The group is aimed especially at ethnomusicology research students, but anyone with an interest in ethnomusicology would be more than welcome to come along.
If you have any trouble getting hold of the reading or if you have any questions, please contact Chloe Zadeh on email@example.com.
See you there!
In a discussion of applied and activist ethnomusicology, Henry Stobart tentatively invoked the idea of “critical distance”, warning (if I remember correctly) that it might be something worth holding on to whilst we attempt to act ethically in the field, or as advocates for our informants.

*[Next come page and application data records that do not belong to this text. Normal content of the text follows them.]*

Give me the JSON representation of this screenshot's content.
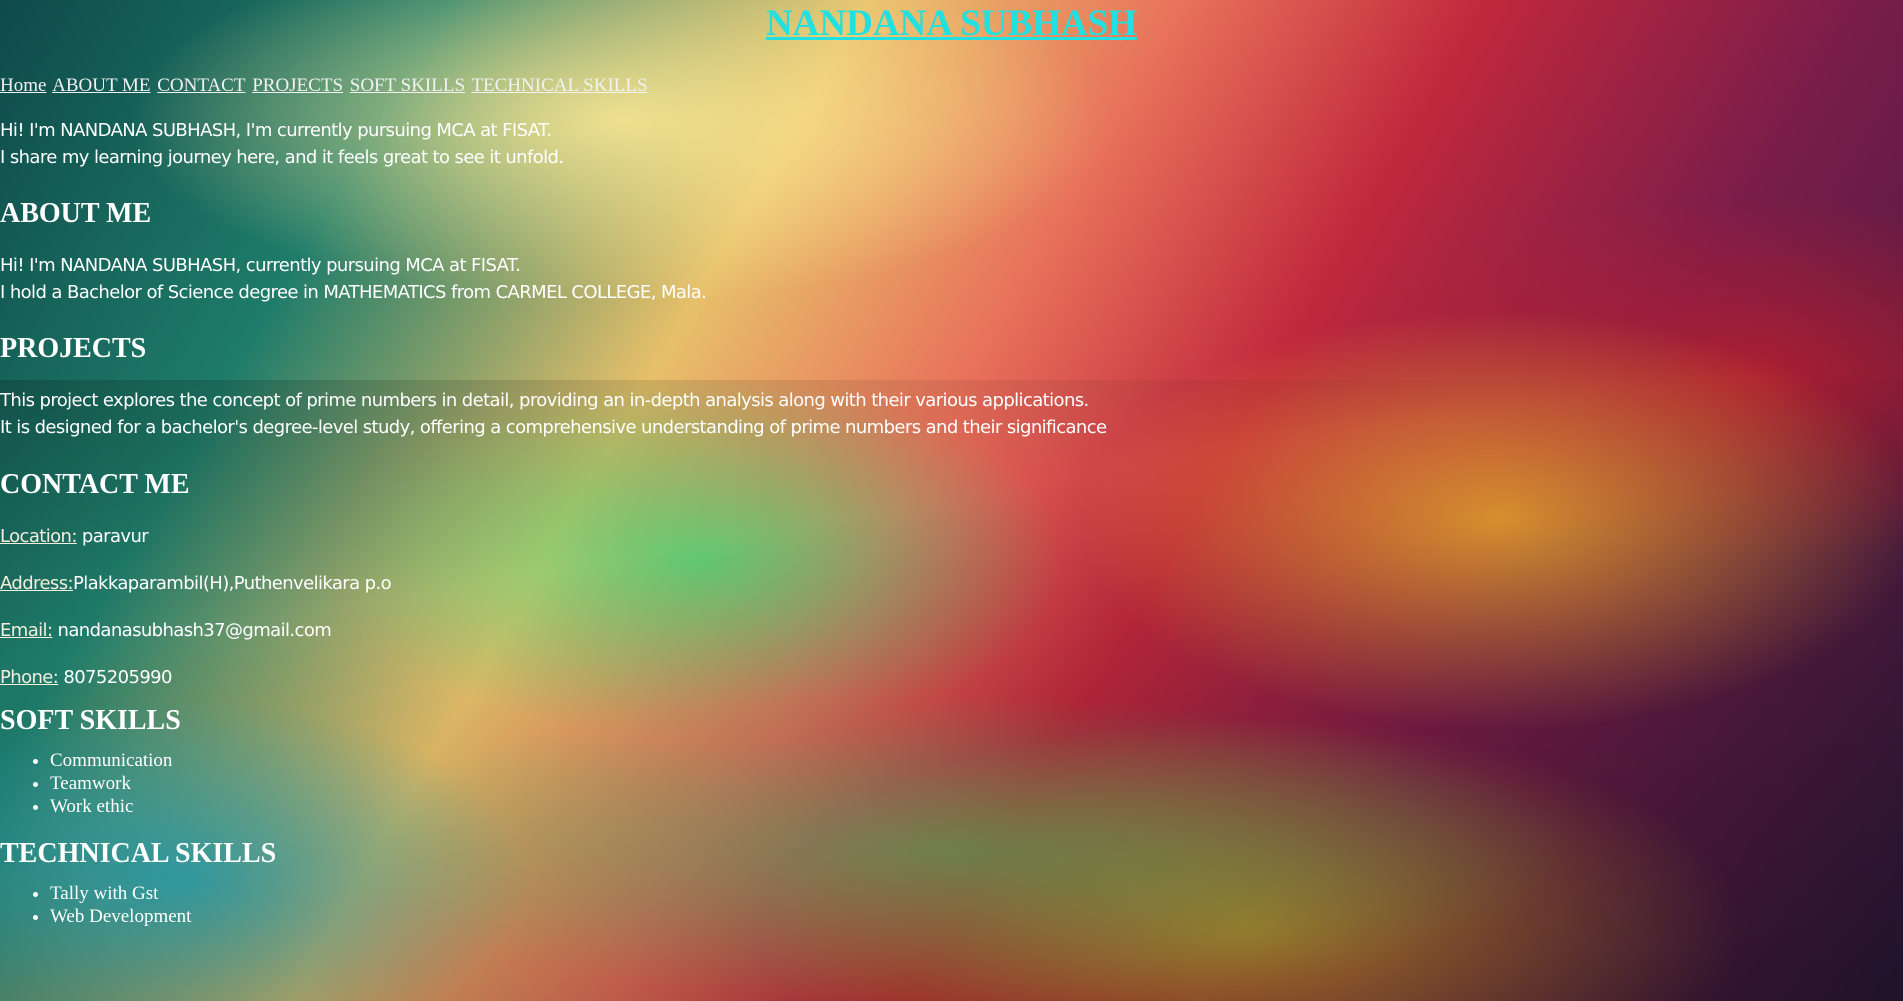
{
  "header": {
    "title": "NANDANA SUBHASH"
  },
  "nav": {
    "items": [
      {
        "label": "Home"
      },
      {
        "label": "ABOUT ME"
      },
      {
        "label": "CONTACT"
      },
      {
        "label": "PROJECTS"
      },
      {
        "label": "SOFT SKILLS"
      },
      {
        "label": "TECHNICAL SKILLS"
      }
    ]
  },
  "intro": {
    "line1": "Hi! I'm NANDANA SUBHASH, I'm currently pursuing MCA at FISAT.",
    "line2": "I share my learning journey here, and it feels great to see it unfold."
  },
  "about": {
    "heading": "ABOUT ME",
    "line1": "Hi! I'm NANDANA SUBHASH, currently pursuing MCA at FISAT.",
    "line2": "I hold a Bachelor of Science degree in MATHEMATICS from CARMEL COLLEGE, Mala."
  },
  "projects": {
    "heading": "PROJECTS",
    "line1": "This project explores the concept of prime numbers in detail, providing an in-depth analysis along with their various applications.",
    "line2": "It is designed for a bachelor's degree-level study, offering a comprehensive understanding of prime numbers and their significance"
  },
  "contact": {
    "heading": "CONTACT ME",
    "location_label": "Location:",
    "location_value": " paravur",
    "address_label": "Address:",
    "address_value": "Plakkaparambil(H),Puthenvelikara p.o",
    "email_label": "Email:",
    "email_value": " nandanasubhash37@gmail.com",
    "phone_label": "Phone:",
    "phone_value": " 8075205990"
  },
  "soft_skills": {
    "heading": "SOFT SKILLS",
    "items": [
      "Communication",
      "Teamwork",
      "Work ethic"
    ]
  },
  "technical_skills": {
    "heading": "TECHNICAL SKILLS",
    "items": [
      "Tally with Gst",
      "Web Development"
    ]
  },
  "colors": {
    "title": "#21e0e0",
    "text": "#ffffff"
  }
}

It is hardly surprising that most of us avoid talking about critical distance when we relate our experiences in the field. We are aware of the impossibility of achieving “scientific” objectivity in studies of human culture; we realise that the illusion of such objectivity has long legitimated highly subjective and frequently misleading accounts of the music we are studying; and we feel deeply suspicious of any attempts to privilege the understanding of the researcher over that of the researched, particularly if the researcher’s only qualification is a generalised training in the arts and humanities from an academic institution (probably in Europe or America) and particularly when the researched may lack the agency and economic capability to be able to represent themselves in writing.

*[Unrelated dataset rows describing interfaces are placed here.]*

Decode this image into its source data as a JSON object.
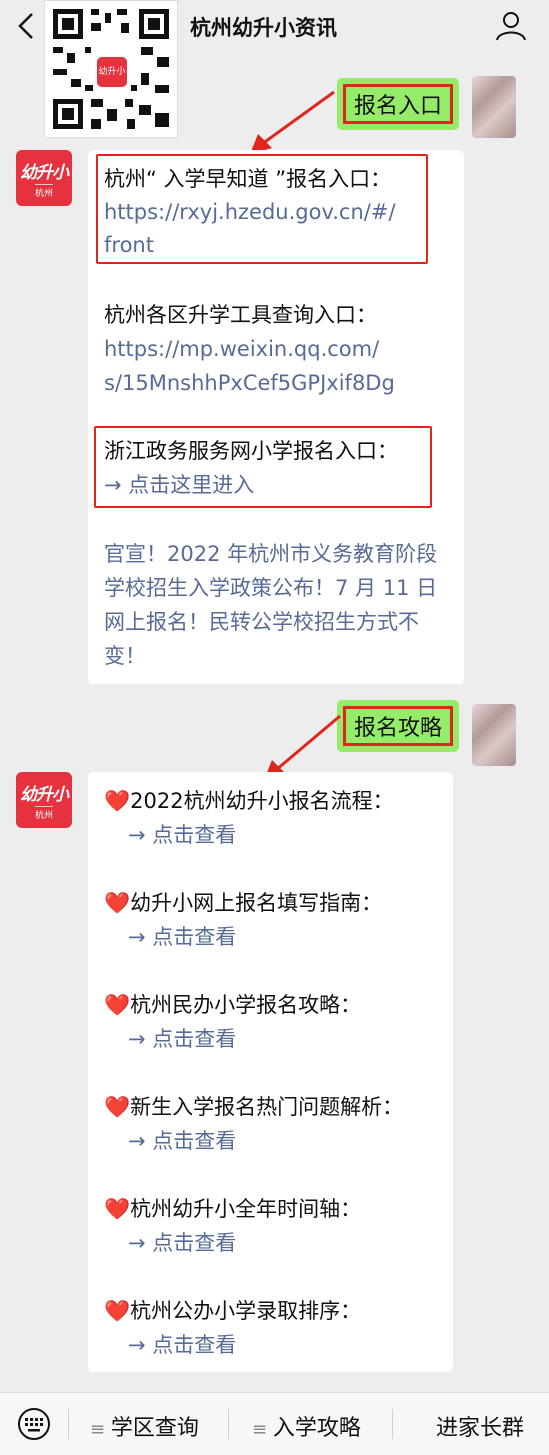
{
  "header": {
    "title": "杭州幼升小资讯",
    "qr_badge": "幼升小"
  },
  "msg1": {
    "keyword": "报名入口"
  },
  "logo": {
    "line1": "幼升小",
    "line2": "杭州"
  },
  "reply1": {
    "item1_title": "杭州“ 入学早知道 ”报名入口：",
    "item1_link_a": "https://rxyj.hzedu.gov.cn/#/",
    "item1_link_b": "front",
    "item2_title": "杭州各区升学工具查询入口：",
    "item2_link_a": "https://mp.weixin.qq.com/",
    "item2_link_b": "s/15MnshhPxCef5GPJxif8Dg",
    "item3_title": "浙江政务服务网小学报名入口：",
    "item3_link": "→ 点击这里进入",
    "news_1": "官宣！2022 年杭州市义务教育阶段",
    "news_2": "学校招生入学政策公布！7 月 11 日",
    "news_3": "网上报名！民转公学校招生方式不",
    "news_4": "变！"
  },
  "msg2": {
    "keyword": "报名攻略"
  },
  "reply2": {
    "heart": "❤️",
    "arrow_link": "→ 点击查看",
    "items": [
      "2022杭州幼升小报名流程：",
      "幼升小网上报名填写指南：",
      "杭州民办小学报名攻略：",
      "新生入学报名热门问题解析：",
      "杭州幼升小全年时间轴：",
      "杭州公办小学录取排序："
    ]
  },
  "bottom_menu": {
    "item1": "学区查询",
    "item2": "入学攻略",
    "item3": "进家长群"
  },
  "colors": {
    "bubble_green": "#95ec69",
    "highlight_red": "#e0261c",
    "link_blue": "#576b95",
    "brand_red": "#e5323e"
  },
  "icons": [
    "back-arrow-icon",
    "qr-code-icon",
    "person-icon",
    "keyboard-icon",
    "menu-icon",
    "heart-icon"
  ]
}
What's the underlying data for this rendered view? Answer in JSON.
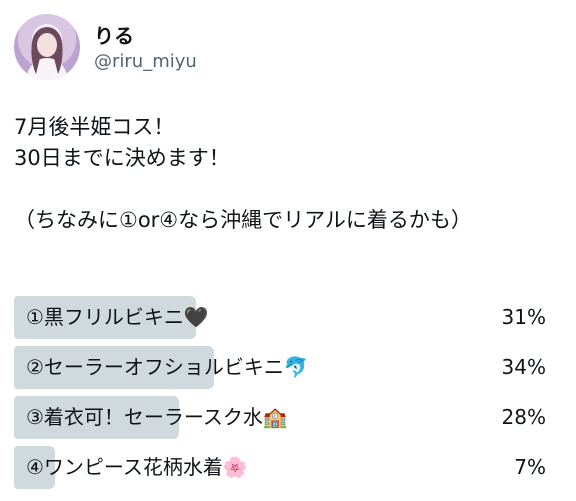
{
  "user": {
    "display_name": "りる",
    "handle": "@riru_miyu"
  },
  "tweet": {
    "lines": [
      "7月後半姫コス！",
      "30日までに決めます！",
      "",
      "（ちなみに①or④なら沖縄でリアルに着るかも）"
    ]
  },
  "poll": {
    "options": [
      {
        "label": "①黒フリルビキニ🖤",
        "percent_label": "31%",
        "percent": 31
      },
      {
        "label": "②セーラーオフショルビキニ🐬",
        "percent_label": "34%",
        "percent": 34
      },
      {
        "label": "③着衣可！セーラースク水🏫",
        "percent_label": "28%",
        "percent": 28
      },
      {
        "label": "④ワンピース花柄水着🌸",
        "percent_label": "7%",
        "percent": 7
      }
    ],
    "bar_color": "#cfd9de"
  }
}
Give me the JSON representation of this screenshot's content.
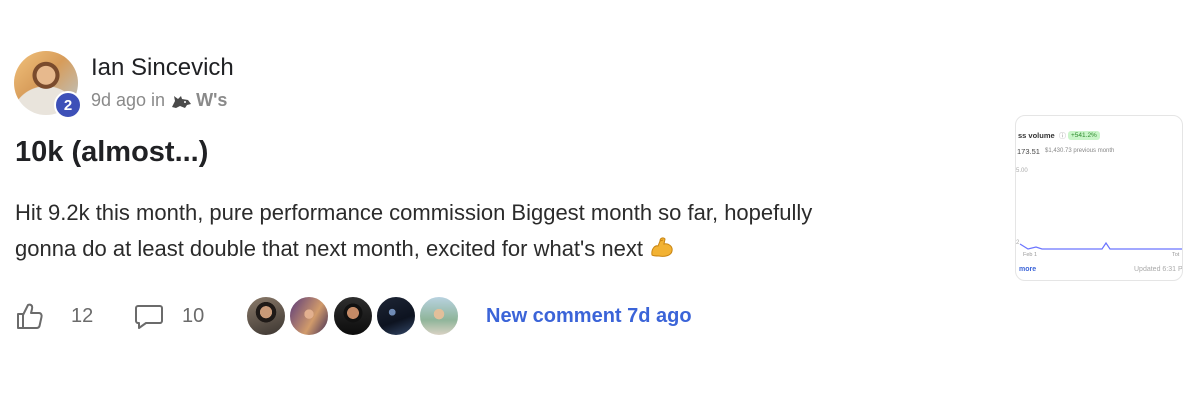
{
  "post": {
    "author": {
      "name": "Ian Sincevich",
      "level": "2"
    },
    "meta": {
      "time": "9d ago in",
      "group": "W's"
    },
    "title": "10k (almost...)",
    "body_line1": "Hit 9.2k this month, pure performance commission Biggest month so far, hopefully",
    "body_line2": "gonna do at least double that next month, excited for what's next",
    "likes": "12",
    "comments": "10",
    "new_comment": "New comment 7d ago",
    "commenter_count": 5
  },
  "thumbnail": {
    "label": "ss volume",
    "badge": "+541.2%",
    "value": "173.51",
    "previous": "$1,430.73 previous month",
    "ytick_top": "5.00",
    "ytick_bottom": "2",
    "x_start": "Feb 1",
    "x_end": "Tot",
    "more": "more",
    "updated": "Updated 6:31 P"
  },
  "colors": {
    "accent": "#3b64d8",
    "badge": "#3d50b8",
    "chart_line": "#6b74ff"
  }
}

And yet, I couldn’t help feeling glad to hear this brief mention of critical distance in the roundtable last week. In my own work, I value the fact that there is relatively little for me to gain or lose in telling one story about Indian classical music over and above another. Where the status of certain genres is contested, I feel happy that I can simply detail the different, competing interpretations of those genres without my career’s depending on which interpretation becomes the dominant narrative. Were I primarily a professional performer of Indian classical music, I would not be so lucky: my very livelihood might rely on the circulation of certain stories about the origins and past performance contexts of Indian classical music, regardless of their historical accuracy. Distance, in this case, makes it possible for me to explore and potentially to deconstruct a variety of different (and contradictory) narratives and ideologies in my work.

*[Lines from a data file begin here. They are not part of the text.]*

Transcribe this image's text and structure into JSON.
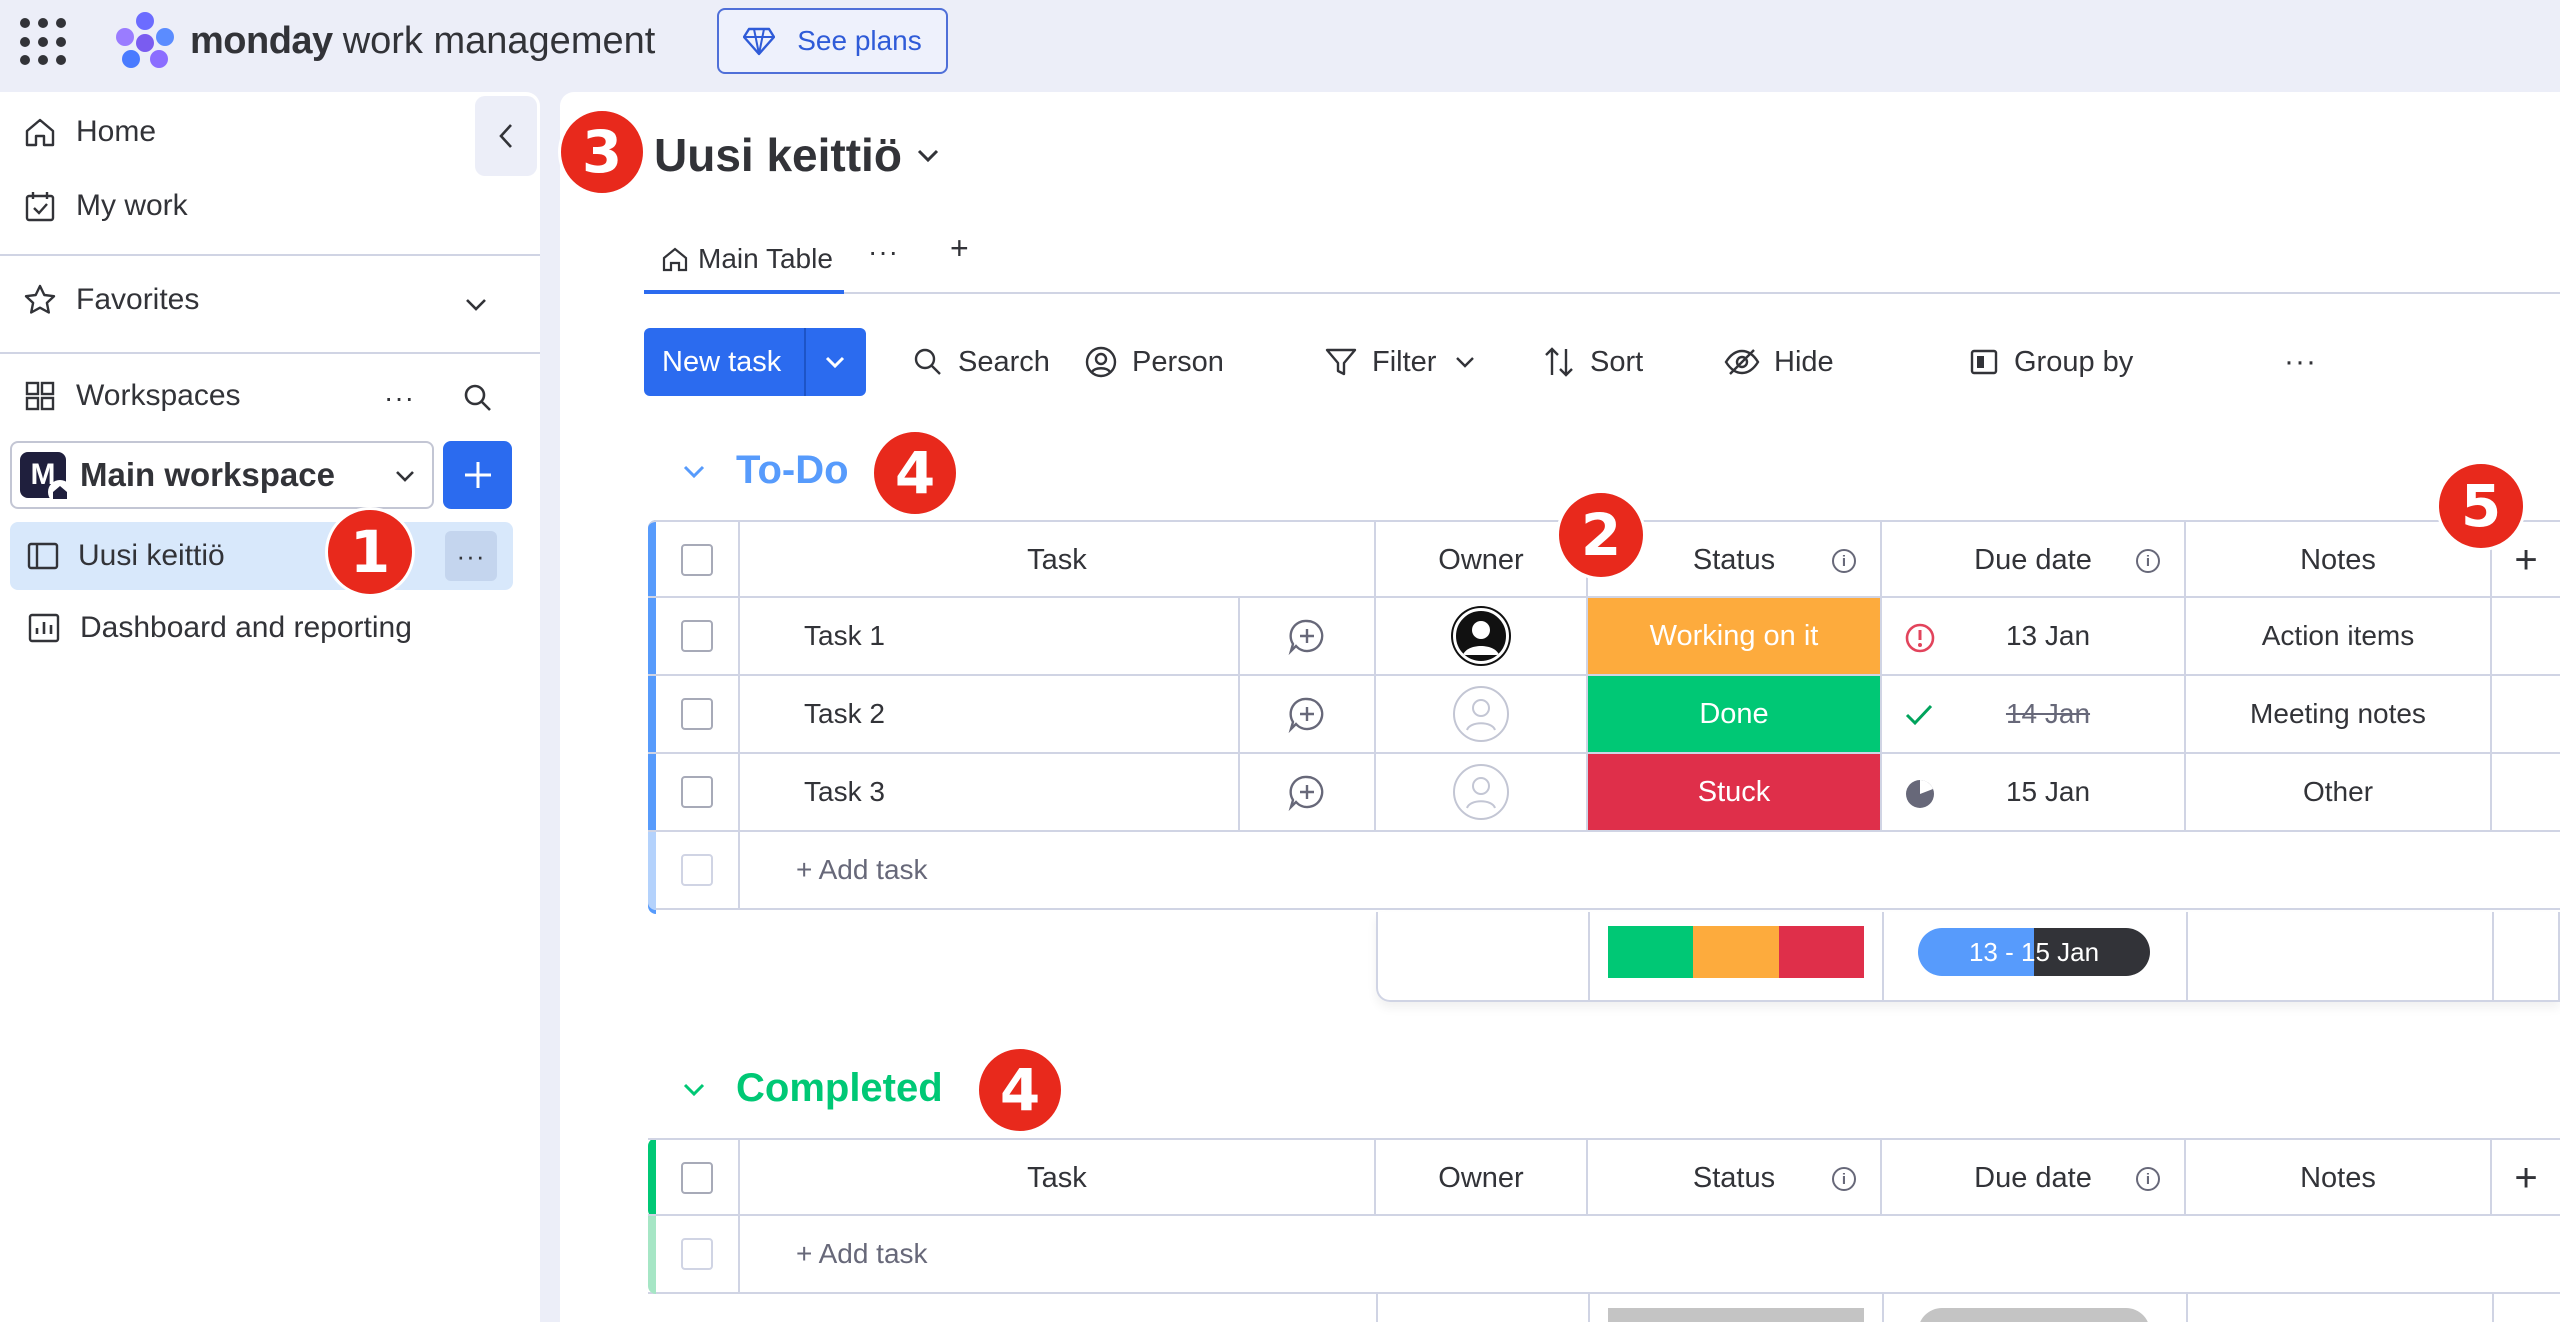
{
  "topbar": {
    "brand": "monday",
    "brand_sub": "work management",
    "see_plans_label": "See plans"
  },
  "sidebar": {
    "home_label": "Home",
    "my_work_label": "My work",
    "favorites_label": "Favorites",
    "workspaces_label": "Workspaces",
    "workspace_initial": "M",
    "workspace_name": "Main workspace",
    "boards": [
      {
        "label": "Uusi keittiö"
      },
      {
        "label": "Dashboard and reporting"
      }
    ]
  },
  "badges": {
    "b1": "1",
    "b2": "2",
    "b3": "3",
    "b4a": "4",
    "b4b": "4",
    "b5": "5"
  },
  "board": {
    "title": "Uusi keittiö",
    "tab_main": "Main Table",
    "tab_more": "···",
    "tab_add": "+"
  },
  "toolbar": {
    "new_task": "New task",
    "search": "Search",
    "person": "Person",
    "filter": "Filter",
    "sort": "Sort",
    "hide": "Hide",
    "group_by": "Group by",
    "more": "···"
  },
  "columns": {
    "task": "Task",
    "owner": "Owner",
    "status": "Status",
    "due_date": "Due date",
    "notes": "Notes",
    "add": "+"
  },
  "groups": {
    "todo": {
      "title": "To-Do",
      "color": "#579bfc",
      "rows": [
        {
          "task": "Task 1",
          "status": "Working on it",
          "status_color": "#fdab3d",
          "due": "13 Jan",
          "notes": "Action items",
          "owner": "filled"
        },
        {
          "task": "Task 2",
          "status": "Done",
          "status_color": "#00c875",
          "due": "14 Jan",
          "notes": "Meeting notes",
          "owner": "empty"
        },
        {
          "task": "Task 3",
          "status": "Stuck",
          "status_color": "#df2f4a",
          "due": "15 Jan",
          "notes": "Other",
          "owner": "empty"
        }
      ],
      "add_task": "+ Add task",
      "timeline": "13 - 15 Jan"
    },
    "completed": {
      "title": "Completed",
      "color": "#00c875",
      "add_task": "+ Add task"
    }
  }
}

I don’t want to over-simplify things. As with anyone else, my position is necessarily clouded by ideology and an agenda of which I may largely be unaware. And my situation in the field is complicated by my sense of loyalty to my teacher and an ethical obligation not to damage the reputations of my informants through my research. There are a great many Indian classical musicians who would be just as capable as I am at deconstructing the rhetoric that surrounds Indian classical music. Still, I can’t help but feel that critical distance is something to which we should continue to aspire, even while we acknowledge that it is impossible to do fieldwork without becoming directly and emotionally implicated in the culture we are studying.
So I am left wondering: what would ethnomusicological research be like if we abandoned the idea of critical distance altogether? If we don’t, how can we do research ethically and responsibly and how do we frame our scholarly objectives such that we don’t assume the intellectual superiority of researcher over researched? Is there any advantage in “coming from the outside”, in writing about a musical culture that initially feels alien and in which, at least at the beginning of our research, we are not personally involved? How might one achieve critical distance when studying a musical culture in which one is an insider, born and raised? How might one achieve critical distance after a long period of participant-observation in the field? Is critical distance necessarily undermined by the nature of our personal relationships (friendship, for example, or, I suppose, mutual dislike) with the people we encounter while doing research?